Apparently one of our five Champions League teams are on course to end La Liga domination and win the competition this season.
They’ve all enjoyed fine starts. Chelsea, Manchester City, Liverpool, Manchester United and Spurs (albeit tied with Real Madrid) all lead their groups, but peaking too early is a common fault in football.
Posh might have done something similar in League One.
England won’t provide the eventual champion. Class and consistency will tell in the end and there is more of both in La Liga and Ligue 1, and the likes of Barcelona and PSG won’t have to face the physical demands our heroes face on a weekly basis in the Premier League.
Our players will be knackered when the knockout stages start in February. Our own domestic league looks like being so competitive this season it will be a brave manager who starts resting players.
Chelsea’s recent struggles are evidence of how tough combining Premier League action with top-class European football has become.
They romped to the Premier League title last season when their comparitive freshness and fitness gave them a huge edge. They had no European football to throw a spanner into the works.
Now they have lost the irreplaceable N’Golo Kante to injury, a few others look leggy and they managed to lose to a Crystal Palace team managed by Roy Hodgson, before they were given the runaround by Roma in a richly entertaining Champions League tie.
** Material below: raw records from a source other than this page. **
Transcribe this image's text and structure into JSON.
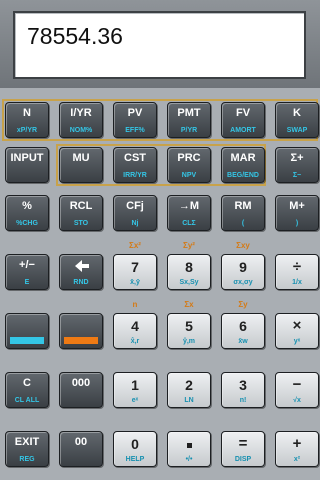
{
  "display": {
    "value": "78554.36"
  },
  "colors": {
    "accent_cyan": "#34c6e6",
    "accent_orange": "#ee7a14",
    "gold_frame": "#c8a24a"
  },
  "rows": [
    [
      {
        "name": "n-key",
        "main": "N",
        "sub": "xP/YR",
        "style": "dark"
      },
      {
        "name": "i-yr-key",
        "main": "I/YR",
        "sub": "NOM%",
        "style": "dark"
      },
      {
        "name": "pv-key",
        "main": "PV",
        "sub": "EFF%",
        "style": "dark"
      },
      {
        "name": "pmt-key",
        "main": "PMT",
        "sub": "P/YR",
        "style": "dark"
      },
      {
        "name": "fv-key",
        "main": "FV",
        "sub": "AMORT",
        "style": "dark"
      },
      {
        "name": "k-key",
        "main": "K",
        "sub": "SWAP",
        "style": "dark"
      }
    ],
    [
      {
        "name": "input-key",
        "main": "INPUT",
        "sub": "",
        "style": "dark"
      },
      {
        "name": "mu-key",
        "main": "MU",
        "sub": "",
        "style": "dark"
      },
      {
        "name": "cst-key",
        "main": "CST",
        "sub": "IRR/YR",
        "style": "dark"
      },
      {
        "name": "prc-key",
        "main": "PRC",
        "sub": "NPV",
        "style": "dark"
      },
      {
        "name": "mar-key",
        "main": "MAR",
        "sub": "BEG/END",
        "style": "dark"
      },
      {
        "name": "sigma-plus-key",
        "main": "Σ+",
        "sub": "Σ−",
        "style": "dark"
      }
    ],
    [
      {
        "name": "percent-key",
        "main": "%",
        "sub": "%CHG",
        "style": "dark"
      },
      {
        "name": "rcl-key",
        "main": "RCL",
        "sub": "STO",
        "style": "dark"
      },
      {
        "name": "cfj-key",
        "main": "CFj",
        "sub": "Nj",
        "style": "dark"
      },
      {
        "name": "to-m-key",
        "main": "→M",
        "sub": "CLΣ",
        "style": "dark"
      },
      {
        "name": "rm-key",
        "main": "RM",
        "sub": "(",
        "style": "dark"
      },
      {
        "name": "m-plus-key",
        "main": "M+",
        "sub": ")",
        "style": "dark"
      }
    ],
    [
      {
        "name": "change-sign-key",
        "main": "+/−",
        "sub": "E",
        "style": "dark"
      },
      {
        "name": "backspace-key",
        "main": "",
        "sub": "RND",
        "style": "dark",
        "icon": "left-arrow"
      },
      {
        "name": "digit-7-key",
        "main": "7",
        "sub": "x̄,ȳ",
        "style": "light",
        "gold": "Σx²"
      },
      {
        "name": "digit-8-key",
        "main": "8",
        "sub": "Sx,Sy",
        "style": "light",
        "gold": "Σy²"
      },
      {
        "name": "digit-9-key",
        "main": "9",
        "sub": "σx,σy",
        "style": "light",
        "gold": "Σxy"
      },
      {
        "name": "divide-key",
        "main": "÷",
        "sub": "1/x",
        "style": "light"
      }
    ],
    [
      {
        "name": "cyan-shift-key",
        "main": "",
        "sub": "",
        "style": "dark",
        "swatch": "#34c6e6"
      },
      {
        "name": "orange-shift-key",
        "main": "",
        "sub": "",
        "style": "dark",
        "swatch": "#ee7a14"
      },
      {
        "name": "digit-4-key",
        "main": "4",
        "sub": "x̂,r",
        "style": "light",
        "gold": "n"
      },
      {
        "name": "digit-5-key",
        "main": "5",
        "sub": "ŷ,m",
        "style": "light",
        "gold": "Σx"
      },
      {
        "name": "digit-6-key",
        "main": "6",
        "sub": "x̄w",
        "style": "light",
        "gold": "Σy"
      },
      {
        "name": "multiply-key",
        "main": "×",
        "sub": "yˣ",
        "style": "light"
      }
    ],
    [
      {
        "name": "clear-key",
        "main": "C",
        "sub": "CL ALL",
        "style": "dark"
      },
      {
        "name": "triple-zero-key",
        "main": "000",
        "sub": "",
        "style": "dark"
      },
      {
        "name": "digit-1-key",
        "main": "1",
        "sub": "eˣ",
        "style": "light"
      },
      {
        "name": "digit-2-key",
        "main": "2",
        "sub": "LN",
        "style": "light"
      },
      {
        "name": "digit-3-key",
        "main": "3",
        "sub": "n!",
        "style": "light"
      },
      {
        "name": "subtract-key",
        "main": "−",
        "sub": "√x",
        "style": "light"
      }
    ],
    [
      {
        "name": "exit-key",
        "main": "EXIT",
        "sub": "REG",
        "style": "dark"
      },
      {
        "name": "double-zero-key",
        "main": "00",
        "sub": "",
        "style": "dark"
      },
      {
        "name": "digit-0-key",
        "main": "0",
        "sub": "HELP",
        "style": "light"
      },
      {
        "name": "decimal-key",
        "main": "",
        "sub": "•/•",
        "style": "light",
        "icon": "dot"
      },
      {
        "name": "equals-key",
        "main": "=",
        "sub": "DISP",
        "style": "light"
      },
      {
        "name": "add-key",
        "main": "+",
        "sub": "x²",
        "style": "light"
      }
    ]
  ]
}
Antonio Conte’s men escaped with a draw, but they are suddenly vulnerable and could have to get a result at home to Atletico Madrid just to get through their group.
Manchester United will soon realise playing for 0-0 draws won’t get them very far once they clash with the big guns, while no team with Lovren and Matip at the heart of their defence can reach the quarter-finals so that’s Liverpool out.
Spurs, for the all the exciting promise of Harry Winks, are just an injury to Harry Kane away from being nobbled which leaves Manchester City as our likeliest contenders. And Napoli troubled them enough in the second half at the Etihad last week to give confidence to the best teams in the competition.
At least Everton have done their bit to avoid a massive false dawn for their fans. Despite spending endless millions in the summer, they are so useless they look doomed to an early Europa League exit.
Celtic will out-last them in Europe which is rather shameful for any Premier League club.